Indian announces rear cylinder deactivation on its Thunder Stroke touring bikes
Indian Motorcycles has announced sweeping upgrades to its touring bike lineup for 2019. Chief and Springfield models will now get three ride modes and rear cylinder deactivation, and Roadmasters get beefed-up stereos and "the largest, fastest, most customizable touch screen infotainment system on two wheels."
Whopping great tourers aren't really my bag at this stage of life, but seeing Indian's bikes in the flesh is always impressive.

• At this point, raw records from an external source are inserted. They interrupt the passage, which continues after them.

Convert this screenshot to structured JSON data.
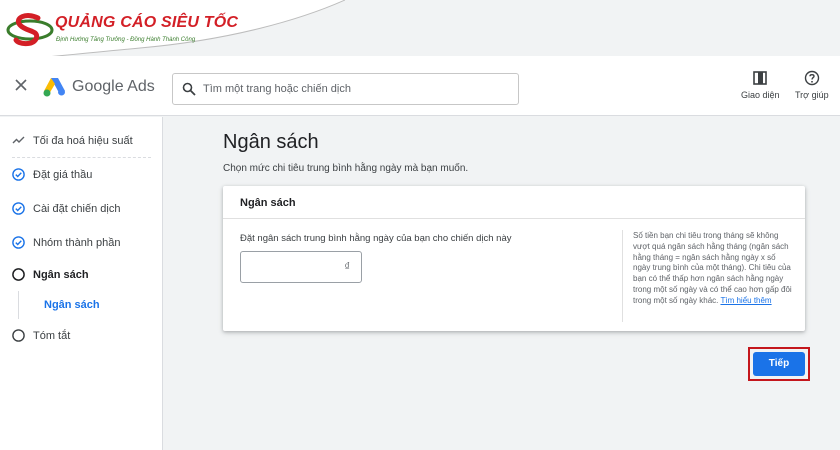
{
  "brand": {
    "name": "QUẢNG CÁO SIÊU TỐC",
    "tagline": "Định Hướng Tăng Trưởng - Đồng Hành Thành Công"
  },
  "header": {
    "product": "Google Ads",
    "search_placeholder": "Tìm một trang hoặc chiến dịch",
    "appearance_label": "Giao diện",
    "help_label": "Trợ giúp"
  },
  "sidebar": {
    "items": [
      {
        "label": "Tối đa hoá hiệu suất",
        "icon": "trend-icon"
      },
      {
        "label": "Đặt giá thầu",
        "icon": "check-circle-icon"
      },
      {
        "label": "Cài đặt chiến dịch",
        "icon": "check-circle-icon"
      },
      {
        "label": "Nhóm thành phần",
        "icon": "check-circle-icon"
      },
      {
        "label": "Ngân sách",
        "icon": "circle-icon"
      },
      {
        "label": "Tóm tắt",
        "icon": "circle-icon"
      }
    ],
    "sub_item": "Ngân sách"
  },
  "main": {
    "title": "Ngân sách",
    "subtitle": "Chọn mức chi tiêu trung bình hằng ngày mà bạn muốn.",
    "card_title": "Ngân sách",
    "budget_label": "Đặt ngân sách trung bình hằng ngày của bạn cho chiến dịch này",
    "currency": "₫",
    "help_text": "Số tiền bạn chi tiêu trong tháng sẽ không vượt quá ngân sách hằng tháng (ngân sách hằng tháng = ngân sách hằng ngày x số ngày trung bình của một tháng). Chi tiêu của bạn có thể thấp hơn ngân sách hằng ngày trong một số ngày và có thể cao hơn gấp đôi trong một số ngày khác.",
    "help_link": "Tìm hiểu thêm",
    "next_button": "Tiếp"
  },
  "colors": {
    "accent": "#1a73e8",
    "highlight": "#c4161c",
    "brand_red": "#d31f26",
    "brand_green": "#3a7d2c"
  }
}
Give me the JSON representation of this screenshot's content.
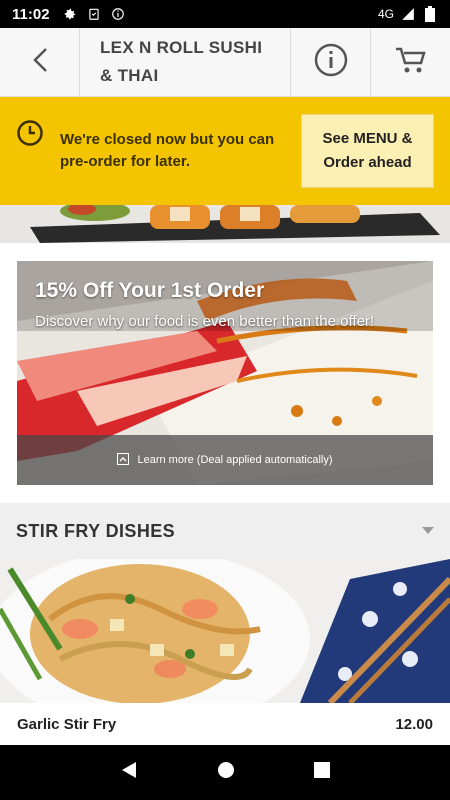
{
  "status_bar": {
    "time": "11:02",
    "network": "4G",
    "icons": [
      "gear-icon",
      "clipboard-check-icon",
      "info-icon",
      "signal-icon",
      "battery-icon"
    ]
  },
  "header": {
    "title": "LEX N ROLL SUSHI & THAI",
    "icons": [
      "back-icon",
      "info-icon",
      "cart-icon"
    ]
  },
  "closed_banner": {
    "message": "We're closed now but you can pre-order for later.",
    "button_label": "See MENU & Order ahead",
    "background_color": "#f5c400",
    "icon": "clock-icon"
  },
  "promo": {
    "title": "15% Off Your 1st Order",
    "subtitle": "Discover why our food is even better than the offer!",
    "footer_text": "Learn more (Deal applied automatically)"
  },
  "menu_section": {
    "title": "STIR FRY DISHES",
    "items": [
      {
        "name": "Garlic Stir Fry",
        "price": "12.00"
      }
    ]
  },
  "nav": {
    "icons": [
      "nav-back-icon",
      "nav-home-icon",
      "nav-recents-icon"
    ]
  }
}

The level of luxury finish and detail on these things is intoxicating, I can imagine owners getting very intimate with a cleaning cloth around the leathery and chromey areas in particular, they're very pretty things.
And now they're a little bit smarter. Indian has significantly upgraded the whole Thunder Stroke III family for 2019. Thunder Stroke, of course, being the name of the 111 cubic inch (1819 cc), 119 lb-ft (161 Nm), basso profundo v-twin motor they share. It's also what they used to call me back in my college days.
Thanks to fly-by-wire (coincidentally, the same name as another college trick of mine), the new Thunder Strokes get multiple riding modes. Tour, Standard and Sport, in this case, each with their own throttle mapping as you'd expect.
More interesting is the rear cylinder deactivation system, designed to combat excessive heat in stop-start traffic (after all, lord knows these battleships won't go in between lanes nearly as easily as smaller bikes). If the ol' Thunder Stroke's warmed up, and the ambient temperature is over 59 degrees Fahrenheit (that's 15 Celsius), then every time the bike comes to a standstill, the rear cylinder will cut out, letting the front one keep the motor spinning.
The instant you touch the throttle, the rear cylinder starts to fire again, putting full power at your disposal at all times but keeping heat under control and possibly saving you a bit of gas.
The new audio system (Roadmaster only) has been well thought out. Tweeters and midrange drivers have been separated for clarity, and a new dynamic equalizer changes the EQ of the sound, as well as the volume, depending on your speed. Effectively, it boosts the frequencies you start losing first as wind, road and the motor's Thunderous Stroking noise picks up. Nice touch!
And speaking of touches, the new Ride Command infotainment system looks like an absolute beast. It's a 7-inch, glove-compatible touchscreen handling navigation, Bluetooth, entertainment and a plethora of vehicle options.
The Thunder Stroke family also comes with some sweet mod-cons: keyless ignition, proper cruise control, ABS. In the case of the Roadmaster, there's now a set of adjustable lower fairings to channel extra airflow your way.
Pricing has also been announced. Here goes: the Chief Dark Horse starts at US$17,999. The Chief Vintage starts at US$19,999. The Springfield starts at US$20,000. The Springfield Dark Horse starts at US$21,499. And you're paying at least US$28,999 for the big daddy Roadmaster. Stroke on!
Source: Indian Motorcycles